- **TASK TO CARRY OUT**
Below are entries. Pull out all lines containing "aangepaste".

*** GIVEN RECORDS ***

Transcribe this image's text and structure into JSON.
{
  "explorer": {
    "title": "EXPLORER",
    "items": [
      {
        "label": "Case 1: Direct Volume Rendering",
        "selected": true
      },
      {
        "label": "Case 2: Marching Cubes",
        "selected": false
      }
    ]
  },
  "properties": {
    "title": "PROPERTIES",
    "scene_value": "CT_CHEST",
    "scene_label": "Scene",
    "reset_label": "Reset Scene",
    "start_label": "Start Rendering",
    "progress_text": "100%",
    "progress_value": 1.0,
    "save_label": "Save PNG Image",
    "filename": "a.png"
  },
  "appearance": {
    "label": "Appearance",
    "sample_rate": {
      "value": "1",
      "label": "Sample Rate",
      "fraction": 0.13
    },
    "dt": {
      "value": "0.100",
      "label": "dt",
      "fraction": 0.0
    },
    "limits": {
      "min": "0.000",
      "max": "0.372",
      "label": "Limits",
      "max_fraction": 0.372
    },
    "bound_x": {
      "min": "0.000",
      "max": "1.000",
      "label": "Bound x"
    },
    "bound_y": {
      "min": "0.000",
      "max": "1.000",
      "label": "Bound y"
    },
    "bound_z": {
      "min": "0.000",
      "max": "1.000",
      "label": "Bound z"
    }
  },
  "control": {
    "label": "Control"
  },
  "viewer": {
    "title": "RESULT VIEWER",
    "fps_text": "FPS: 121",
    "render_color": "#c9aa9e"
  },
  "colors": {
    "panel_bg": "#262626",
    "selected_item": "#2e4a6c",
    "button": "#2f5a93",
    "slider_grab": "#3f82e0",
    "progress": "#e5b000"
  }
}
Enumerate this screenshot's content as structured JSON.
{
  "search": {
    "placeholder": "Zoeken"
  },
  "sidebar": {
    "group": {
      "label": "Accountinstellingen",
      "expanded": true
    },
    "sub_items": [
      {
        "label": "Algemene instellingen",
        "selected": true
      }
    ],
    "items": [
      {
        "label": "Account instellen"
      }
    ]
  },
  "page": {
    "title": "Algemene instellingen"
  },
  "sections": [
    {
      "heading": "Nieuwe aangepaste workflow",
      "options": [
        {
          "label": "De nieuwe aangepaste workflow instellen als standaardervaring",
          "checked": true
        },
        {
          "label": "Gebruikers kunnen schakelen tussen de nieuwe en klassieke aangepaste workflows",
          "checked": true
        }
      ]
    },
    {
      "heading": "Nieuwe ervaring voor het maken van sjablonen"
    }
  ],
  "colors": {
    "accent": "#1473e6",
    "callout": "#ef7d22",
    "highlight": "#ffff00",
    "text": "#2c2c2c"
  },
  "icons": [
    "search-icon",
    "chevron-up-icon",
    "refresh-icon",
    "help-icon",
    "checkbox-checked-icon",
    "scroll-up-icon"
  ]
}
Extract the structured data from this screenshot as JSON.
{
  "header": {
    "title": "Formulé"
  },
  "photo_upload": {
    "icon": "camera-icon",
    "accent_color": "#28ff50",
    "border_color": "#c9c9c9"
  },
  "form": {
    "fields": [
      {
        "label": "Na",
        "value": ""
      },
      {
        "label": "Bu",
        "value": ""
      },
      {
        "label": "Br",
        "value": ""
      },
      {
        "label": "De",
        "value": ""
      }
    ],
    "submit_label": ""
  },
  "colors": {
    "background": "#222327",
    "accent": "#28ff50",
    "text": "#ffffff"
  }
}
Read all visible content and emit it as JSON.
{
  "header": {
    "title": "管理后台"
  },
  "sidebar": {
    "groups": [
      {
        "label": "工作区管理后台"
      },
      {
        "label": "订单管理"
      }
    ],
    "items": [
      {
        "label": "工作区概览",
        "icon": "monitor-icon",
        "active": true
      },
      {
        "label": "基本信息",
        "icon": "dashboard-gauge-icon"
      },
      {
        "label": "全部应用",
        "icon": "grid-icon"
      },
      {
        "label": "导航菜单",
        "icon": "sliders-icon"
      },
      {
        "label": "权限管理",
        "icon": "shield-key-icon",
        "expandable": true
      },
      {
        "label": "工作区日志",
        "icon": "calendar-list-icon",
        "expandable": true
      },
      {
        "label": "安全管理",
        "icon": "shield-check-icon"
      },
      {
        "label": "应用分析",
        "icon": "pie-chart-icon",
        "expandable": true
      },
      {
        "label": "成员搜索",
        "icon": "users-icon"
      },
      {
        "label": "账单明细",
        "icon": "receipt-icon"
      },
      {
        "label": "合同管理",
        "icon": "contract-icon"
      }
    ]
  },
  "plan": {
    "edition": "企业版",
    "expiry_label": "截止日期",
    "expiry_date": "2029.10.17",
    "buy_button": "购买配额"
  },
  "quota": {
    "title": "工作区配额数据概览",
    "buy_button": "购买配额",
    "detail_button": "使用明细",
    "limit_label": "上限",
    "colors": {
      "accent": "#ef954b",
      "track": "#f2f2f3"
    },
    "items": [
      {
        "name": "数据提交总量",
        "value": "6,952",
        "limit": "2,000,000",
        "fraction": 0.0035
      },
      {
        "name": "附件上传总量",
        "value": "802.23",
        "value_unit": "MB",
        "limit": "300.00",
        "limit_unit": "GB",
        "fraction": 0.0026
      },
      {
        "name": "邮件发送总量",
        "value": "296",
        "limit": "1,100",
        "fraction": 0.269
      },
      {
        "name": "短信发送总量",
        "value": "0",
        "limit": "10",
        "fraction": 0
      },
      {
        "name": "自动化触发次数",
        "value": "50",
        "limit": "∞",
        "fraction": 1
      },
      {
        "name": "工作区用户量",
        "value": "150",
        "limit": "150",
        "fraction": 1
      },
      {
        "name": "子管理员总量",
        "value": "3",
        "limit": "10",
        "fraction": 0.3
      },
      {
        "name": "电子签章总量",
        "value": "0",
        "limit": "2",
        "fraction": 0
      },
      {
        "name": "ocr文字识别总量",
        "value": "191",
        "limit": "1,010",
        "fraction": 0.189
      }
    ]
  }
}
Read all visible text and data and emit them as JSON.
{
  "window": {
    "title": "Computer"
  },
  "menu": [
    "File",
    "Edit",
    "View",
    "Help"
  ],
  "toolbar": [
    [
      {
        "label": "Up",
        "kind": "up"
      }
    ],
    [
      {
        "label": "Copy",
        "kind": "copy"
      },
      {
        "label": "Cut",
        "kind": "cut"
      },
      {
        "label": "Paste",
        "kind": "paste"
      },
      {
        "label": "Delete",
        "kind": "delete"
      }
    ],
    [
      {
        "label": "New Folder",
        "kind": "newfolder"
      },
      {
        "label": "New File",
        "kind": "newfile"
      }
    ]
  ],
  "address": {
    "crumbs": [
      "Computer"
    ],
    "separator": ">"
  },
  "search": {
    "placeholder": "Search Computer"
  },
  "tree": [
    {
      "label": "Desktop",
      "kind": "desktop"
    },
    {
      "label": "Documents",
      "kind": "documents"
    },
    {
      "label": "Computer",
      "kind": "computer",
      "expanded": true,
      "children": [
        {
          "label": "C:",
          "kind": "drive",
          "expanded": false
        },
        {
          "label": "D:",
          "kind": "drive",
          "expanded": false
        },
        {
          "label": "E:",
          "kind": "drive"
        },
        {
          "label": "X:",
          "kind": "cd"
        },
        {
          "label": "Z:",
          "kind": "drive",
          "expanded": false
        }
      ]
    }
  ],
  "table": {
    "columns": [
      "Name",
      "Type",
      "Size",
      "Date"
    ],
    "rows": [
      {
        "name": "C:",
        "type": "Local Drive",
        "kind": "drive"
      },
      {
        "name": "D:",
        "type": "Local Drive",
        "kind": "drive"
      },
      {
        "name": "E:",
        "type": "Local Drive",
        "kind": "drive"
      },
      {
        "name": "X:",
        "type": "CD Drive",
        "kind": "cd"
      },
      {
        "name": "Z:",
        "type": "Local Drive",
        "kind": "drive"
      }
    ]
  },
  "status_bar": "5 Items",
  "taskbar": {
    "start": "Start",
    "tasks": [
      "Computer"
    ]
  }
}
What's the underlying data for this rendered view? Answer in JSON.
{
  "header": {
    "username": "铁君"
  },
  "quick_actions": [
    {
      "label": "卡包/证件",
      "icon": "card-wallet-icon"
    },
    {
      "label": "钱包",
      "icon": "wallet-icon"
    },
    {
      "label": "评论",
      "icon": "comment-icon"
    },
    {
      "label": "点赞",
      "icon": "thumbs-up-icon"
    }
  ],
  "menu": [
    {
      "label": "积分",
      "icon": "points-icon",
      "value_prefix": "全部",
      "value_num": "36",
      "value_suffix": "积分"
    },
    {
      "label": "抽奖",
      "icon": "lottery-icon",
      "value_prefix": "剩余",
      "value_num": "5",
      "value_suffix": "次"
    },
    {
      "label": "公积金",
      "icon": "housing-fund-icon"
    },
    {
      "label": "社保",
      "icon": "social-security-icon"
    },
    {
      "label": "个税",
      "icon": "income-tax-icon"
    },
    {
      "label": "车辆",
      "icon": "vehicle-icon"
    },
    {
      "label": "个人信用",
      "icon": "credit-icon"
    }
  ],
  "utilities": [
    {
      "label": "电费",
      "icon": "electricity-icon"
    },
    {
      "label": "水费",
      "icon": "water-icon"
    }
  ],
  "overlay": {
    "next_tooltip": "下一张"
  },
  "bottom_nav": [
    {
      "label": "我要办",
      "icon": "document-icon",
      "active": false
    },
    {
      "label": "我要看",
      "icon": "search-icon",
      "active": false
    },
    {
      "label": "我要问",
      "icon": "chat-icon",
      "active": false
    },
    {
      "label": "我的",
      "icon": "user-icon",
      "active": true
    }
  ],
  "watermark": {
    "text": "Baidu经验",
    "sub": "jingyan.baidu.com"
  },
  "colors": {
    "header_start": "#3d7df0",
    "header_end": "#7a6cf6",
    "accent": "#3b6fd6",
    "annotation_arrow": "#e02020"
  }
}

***

- **WORKED SOLUTION**
      "heading": "Nieuwe aangepaste workflow",
          "label": "De nieuwe aangepaste workflow instellen als standaardervaring",
          "label": "Gebruikers kunnen schakelen tussen de nieuwe en klassieke aangepaste workflows",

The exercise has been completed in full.